November, 1954: Following his party's defeat in the midterm elections, Senator Joseph McCarthy uses his final weeks as chair of the Senate Permanent Subcommittee on Investigations to conduct hearings into Evanston Central High School's Naked in School Program. As the activities of a local school district are, in fact, outside the purview of this particular subcommittee, this action causes McCarthy to be formally censured by the Senate. In a speech attempting to distance himself from McCarthy, freshman senator John F. Kennedy declares that public schools have a "duty to prepare their students for life in a modern, permissive society."
December, 1954: With voluntary military recruitment increasing as a result of continued high unemployment, Defense Secretary Charles Erwin Wilson announces a suspension of draft call-ups, even as a U.S. military contingent is deployed to South Vietnam (ostensibly there to provide security for the unification referendum scheduled the following year, the contingent actually is there to train Ngo Dinh Diem's military forces to suppress Communist-sponsored insurgents)
January, 1955: In his State of the Union address, President Nixon calls for a national interstate highway system.
February, 1955: The first 6,000 U.S. soldiers arrive in South Vietnam
April, 1955: In a televised national address, President Nixon announces that a polio vaccine developed by Dr. Jonas Salk of the Center for Communicable Diseases has been approved for general distribution.
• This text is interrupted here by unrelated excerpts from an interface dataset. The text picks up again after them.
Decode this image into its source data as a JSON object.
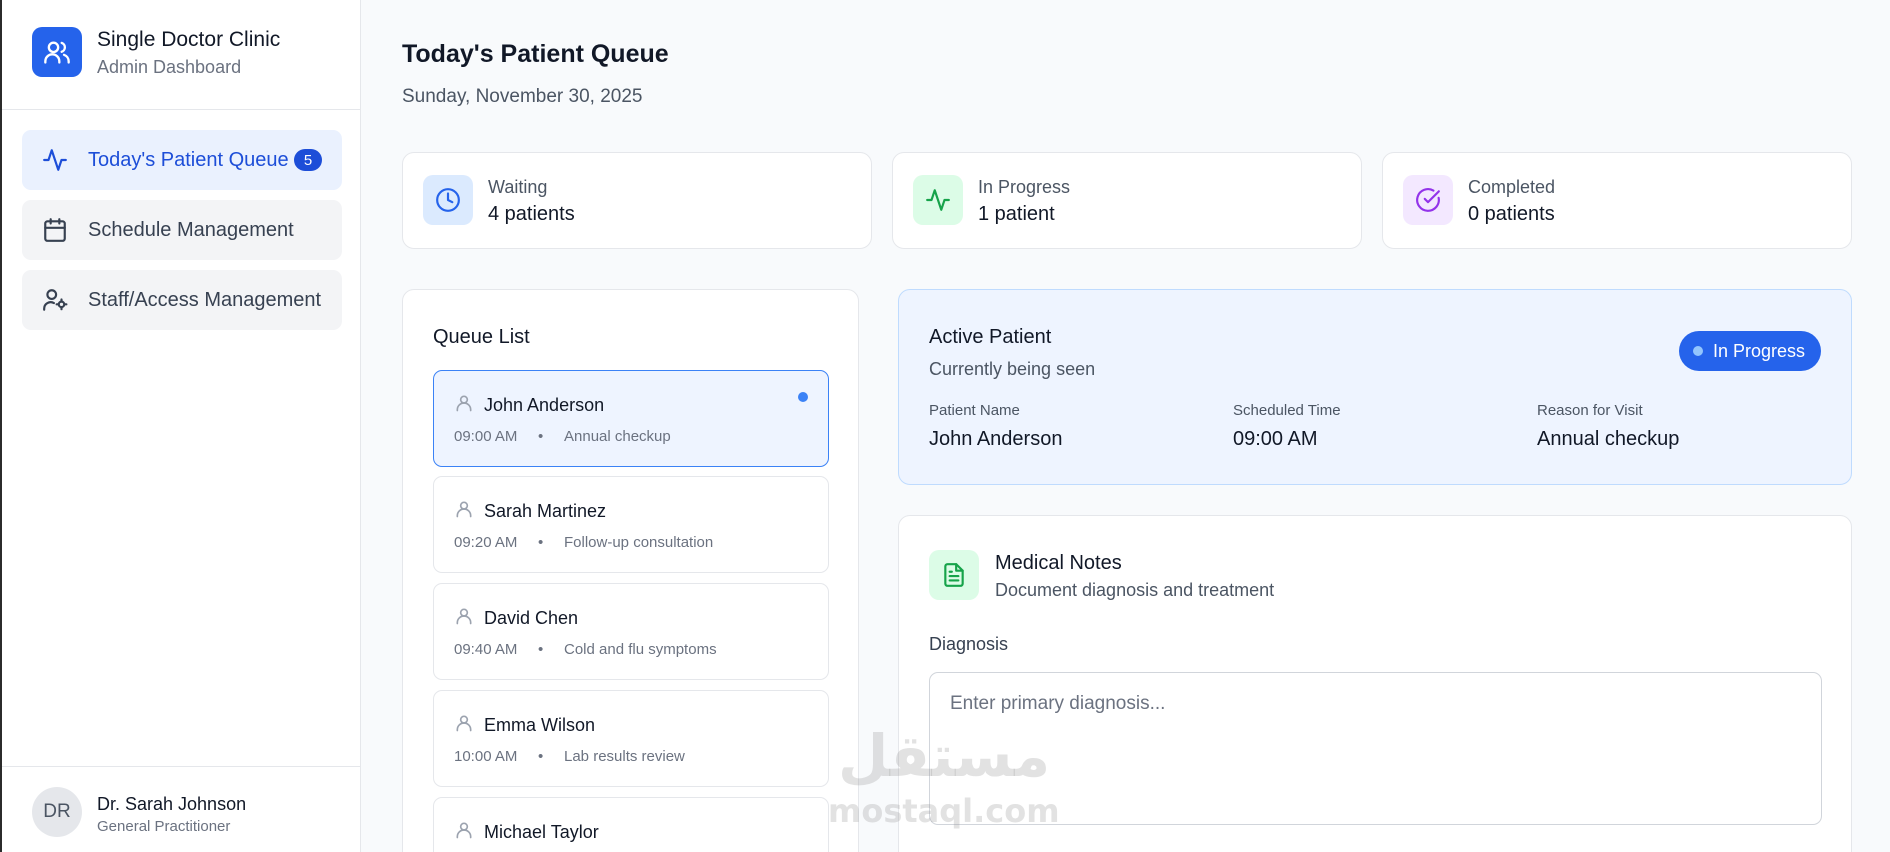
{
  "brand": {
    "title": "Single Doctor Clinic",
    "subtitle": "Admin Dashboard",
    "icon": "users-icon",
    "color": "#2563eb"
  },
  "sidebar": {
    "items": [
      {
        "label": "Today's Patient Queue",
        "icon": "activity-icon",
        "badge": "5",
        "active": true
      },
      {
        "label": "Schedule Management",
        "icon": "calendar-icon",
        "active": false
      },
      {
        "label": "Staff/Access Management",
        "icon": "user-cog-icon",
        "active": false
      }
    ]
  },
  "user": {
    "initials": "DR",
    "name": "Dr. Sarah Johnson",
    "role": "General Practitioner"
  },
  "header": {
    "title": "Today's Patient Queue",
    "date": "Sunday, November 30, 2025"
  },
  "stats": [
    {
      "label": "Waiting",
      "value": "4 patients",
      "icon": "clock-icon",
      "color": "#2563eb",
      "bg": "#dbeafe"
    },
    {
      "label": "In Progress",
      "value": "1 patient",
      "icon": "activity-icon",
      "color": "#16a34a",
      "bg": "#dcfce7"
    },
    {
      "label": "Completed",
      "value": "0 patients",
      "icon": "check-circle-icon",
      "color": "#9333ea",
      "bg": "#f3e8ff"
    }
  ],
  "queue": {
    "title": "Queue List",
    "items": [
      {
        "name": "John Anderson",
        "time": "09:00 AM",
        "separator": "•",
        "reason": "Annual checkup",
        "active": true
      },
      {
        "name": "Sarah Martinez",
        "time": "09:20 AM",
        "separator": "•",
        "reason": "Follow-up consultation",
        "active": false
      },
      {
        "name": "David Chen",
        "time": "09:40 AM",
        "separator": "•",
        "reason": "Cold and flu symptoms",
        "active": false
      },
      {
        "name": "Emma Wilson",
        "time": "10:00 AM",
        "separator": "•",
        "reason": "Lab results review",
        "active": false
      },
      {
        "name": "Michael Taylor",
        "time": "",
        "separator": "",
        "reason": "",
        "active": false
      }
    ]
  },
  "active_patient": {
    "title": "Active Patient",
    "subtitle": "Currently being seen",
    "status": "In Progress",
    "fields": [
      {
        "label": "Patient Name",
        "value": "John Anderson"
      },
      {
        "label": "Scheduled Time",
        "value": "09:00 AM"
      },
      {
        "label": "Reason for Visit",
        "value": "Annual checkup"
      }
    ]
  },
  "notes": {
    "title": "Medical Notes",
    "subtitle": "Document diagnosis and treatment",
    "icon": "file-text-icon",
    "diagnosis_label": "Diagnosis",
    "diagnosis_placeholder": "Enter primary diagnosis...",
    "diagnosis_value": ""
  },
  "watermark": {
    "arabic": "مستقل",
    "latin": "mostaql.com"
  }
}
May, 1955: The movie Rebel Without a Cause, starring James Dean premiers. The first studio-produced film to feature a character explicitly described as homosexual, it attracts protests across the nation, but Dean and co-star Sal Mineo will both win Academy Awards and become major movie stars. Realizing that sex will enable them to compete with still-censored television, the major studios disregard the Hays Code and continued protests from conservative Middle America, and films become increasingly salacious.
June, 1955: President Nixon signs the Federal Highway Aid Act and appoints former general and President of Columbia University Dwight D. Eisenhower first United States Secretary of Transportation.
September, 1955: Vladimir Nabokov's Lolita tops the New York Times bestseller list.